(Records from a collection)

= Beginning of Section =

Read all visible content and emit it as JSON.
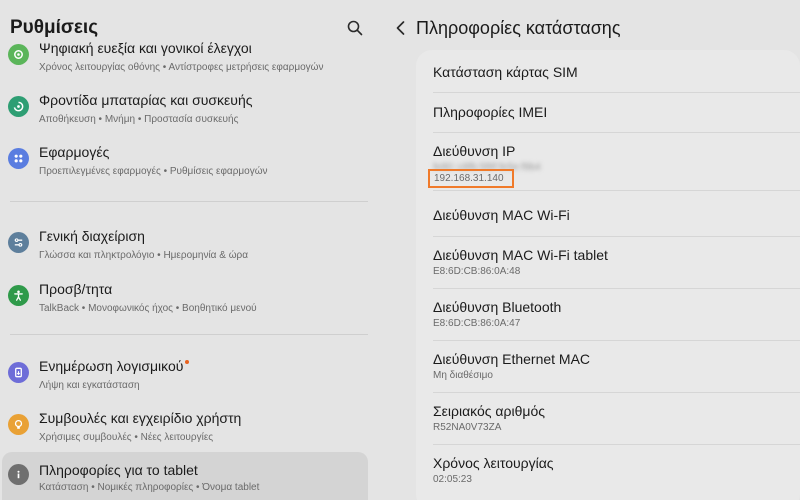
{
  "settings_panel": {
    "title": "Ρυθμίσεις",
    "items": [
      {
        "title": "Ψηφιακή ευεξία και γονικοί έλεγχοι",
        "subtitle": "Χρόνος λειτουργίας οθόνης  •  Αντίστροφες μετρήσεις εφαρμογών",
        "icon": "wellbeing-icon",
        "color": "#5bb55a"
      },
      {
        "title": "Φροντίδα μπαταρίας και συσκευής",
        "subtitle": "Αποθήκευση  •  Μνήμη  •  Προστασία συσκευής",
        "icon": "device-care-icon",
        "color": "#2e9e73"
      },
      {
        "title": "Εφαρμογές",
        "subtitle": "Προεπιλεγμένες εφαρμογές  •  Ρυθμίσεις εφαρμογών",
        "icon": "apps-icon",
        "color": "#5a7de0"
      },
      {
        "title": "Γενική διαχείριση",
        "subtitle": "Γλώσσα και πληκτρολόγιο  •  Ημερομηνία & ώρα",
        "icon": "general-management-icon",
        "color": "#5e7f9c"
      },
      {
        "title": "Προσβ/τητα",
        "subtitle": "TalkBack  •  Μονοφωνικός ήχος  •  Βοηθητικό μενού",
        "icon": "accessibility-icon",
        "color": "#2f9a4a"
      },
      {
        "title": "Ενημέρωση λογισμικού",
        "subtitle": "Λήψη και εγκατάσταση",
        "icon": "software-update-icon",
        "color": "#6e6dd8",
        "badge": true
      },
      {
        "title": "Συμβουλές και εγχειρίδιο χρήστη",
        "subtitle": "Χρήσιμες συμβουλές  •  Νέες λειτουργίες",
        "icon": "tips-icon",
        "color": "#e9a135"
      },
      {
        "title": "Πληροφορίες για το tablet",
        "subtitle": "Κατάσταση  •  Νομικές πληροφορίες  •  Όνομα tablet",
        "icon": "about-tablet-icon",
        "color": "#6f6f6f",
        "selected": true
      }
    ]
  },
  "status_panel": {
    "title": "Πληροφορίες κατάστασης",
    "rows": [
      {
        "label": "Κατάσταση κάρτας SIM"
      },
      {
        "label": "Πληροφορίες IMEI"
      },
      {
        "label": "Διεύθυνση IP",
        "value_blur": "fe80::c8fb:5f8f:fe5e:f9b4",
        "value_ip": "192.168.31.140"
      },
      {
        "label": "Διεύθυνση MAC Wi-Fi"
      },
      {
        "label": "Διεύθυνση MAC Wi-Fi tablet",
        "value": "E8:6D:CB:86:0A:48"
      },
      {
        "label": "Διεύθυνση Bluetooth",
        "value": "E8:6D:CB:86:0A:47"
      },
      {
        "label": "Διεύθυνση Ethernet MAC",
        "value": "Μη διαθέσιμο"
      },
      {
        "label": "Σειριακός αριθμός",
        "value": "R52NA0V73ZA"
      },
      {
        "label": "Χρόνος λειτουργίας",
        "value": "02:05:23"
      }
    ]
  },
  "colors": {
    "highlight": "#f07a2a",
    "badge": "#e8621f"
  }
}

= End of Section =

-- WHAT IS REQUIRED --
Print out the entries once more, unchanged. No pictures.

-- OUTPUT --
Read all visible content and emit it as JSON.
{
  "settings_panel": {
    "title": "Ρυθμίσεις",
    "items": [
      {
        "title": "Ψηφιακή ευεξία και γονικοί έλεγχοι",
        "subtitle": "Χρόνος λειτουργίας οθόνης  •  Αντίστροφες μετρήσεις εφαρμογών",
        "icon": "wellbeing-icon",
        "color": "#5bb55a"
      },
      {
        "title": "Φροντίδα μπαταρίας και συσκευής",
        "subtitle": "Αποθήκευση  •  Μνήμη  •  Προστασία συσκευής",
        "icon": "device-care-icon",
        "color": "#2e9e73"
      },
      {
        "title": "Εφαρμογές",
        "subtitle": "Προεπιλεγμένες εφαρμογές  •  Ρυθμίσεις εφαρμογών",
        "icon": "apps-icon",
        "color": "#5a7de0"
      },
      {
        "title": "Γενική διαχείριση",
        "subtitle": "Γλώσσα και πληκτρολόγιο  •  Ημερομηνία & ώρα",
        "icon": "general-management-icon",
        "color": "#5e7f9c"
      },
      {
        "title": "Προσβ/τητα",
        "subtitle": "TalkBack  •  Μονοφωνικός ήχος  •  Βοηθητικό μενού",
        "icon": "accessibility-icon",
        "color": "#2f9a4a"
      },
      {
        "title": "Ενημέρωση λογισμικού",
        "subtitle": "Λήψη και εγκατάσταση",
        "icon": "software-update-icon",
        "color": "#6e6dd8",
        "badge": true
      },
      {
        "title": "Συμβουλές και εγχειρίδιο χρήστη",
        "subtitle": "Χρήσιμες συμβουλές  •  Νέες λειτουργίες",
        "icon": "tips-icon",
        "color": "#e9a135"
      },
      {
        "title": "Πληροφορίες για το tablet",
        "subtitle": "Κατάσταση  •  Νομικές πληροφορίες  •  Όνομα tablet",
        "icon": "about-tablet-icon",
        "color": "#6f6f6f",
        "selected": true
      }
    ]
  },
  "status_panel": {
    "title": "Πληροφορίες κατάστασης",
    "rows": [
      {
        "label": "Κατάσταση κάρτας SIM"
      },
      {
        "label": "Πληροφορίες IMEI"
      },
      {
        "label": "Διεύθυνση IP",
        "value_blur": "fe80::c8fb:5f8f:fe5e:f9b4",
        "value_ip": "192.168.31.140"
      },
      {
        "label": "Διεύθυνση MAC Wi-Fi"
      },
      {
        "label": "Διεύθυνση MAC Wi-Fi tablet",
        "value": "E8:6D:CB:86:0A:48"
      },
      {
        "label": "Διεύθυνση Bluetooth",
        "value": "E8:6D:CB:86:0A:47"
      },
      {
        "label": "Διεύθυνση Ethernet MAC",
        "value": "Μη διαθέσιμο"
      },
      {
        "label": "Σειριακός αριθμός",
        "value": "R52NA0V73ZA"
      },
      {
        "label": "Χρόνος λειτουργίας",
        "value": "02:05:23"
      }
    ]
  },
  "colors": {
    "highlight": "#f07a2a",
    "badge": "#e8621f"
  }
}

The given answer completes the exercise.